These establishment companies will not even consider those options as they are selling the toys at huge margin and dislike anything that would reduce their margins. In addition, the financial incentive of these gigantic companies is to sell huge volumes of these injection molded plastic objects. If you or your children were able to create your own toys, that would mean you would not need their designs. And they certainly do not want you to recycle your toys, as that would prevent them from selling you more.
And let me be clear, I do not mean 3D-printing something that violates someone else's IPR rights. I mean sparking the curiosity and creativity of our children, so that they can create themselves whatever they want, 3D-print it and when done playing with it, recycle the plastic.
As Sir Ken Robinson has noted, human life is inherently creative and curios. It is the common currency of being a human being.
Today's toys are too polished, too pre-assembled, too clinical. As a result, our children are passive consumers. These toys do not spark curiosity or creativity.
The established order cannot stand.
Our children should be able to live in a creative and sustainable society, not just at the receiving end of a passive, wasteful and expensive consumer model.
This would pave the way for a transformation: away from consumption of disposable objects towards enjoyment of experiences.
In essence this is the next step of digitalization: the digitalization of objects. That is, you can create (= model in 3D), print and enjoy your toys when you want.
The creative process itself is as important as the result.
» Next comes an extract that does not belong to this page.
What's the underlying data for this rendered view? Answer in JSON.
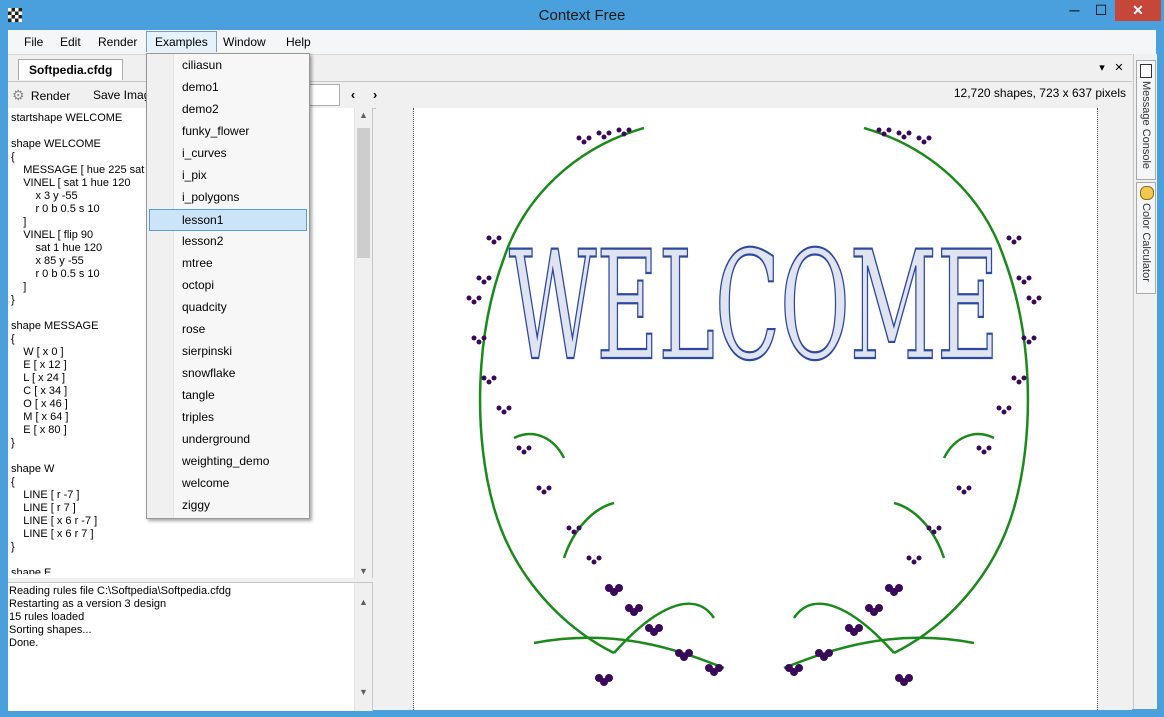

And when you are done with using the object, you should be able to recycle it.
This vision starts with us equipping our children with the 21st century skills for 3D thinking.
That is why I wanted to become an entrepreneur.
Author is CEO of 3DBear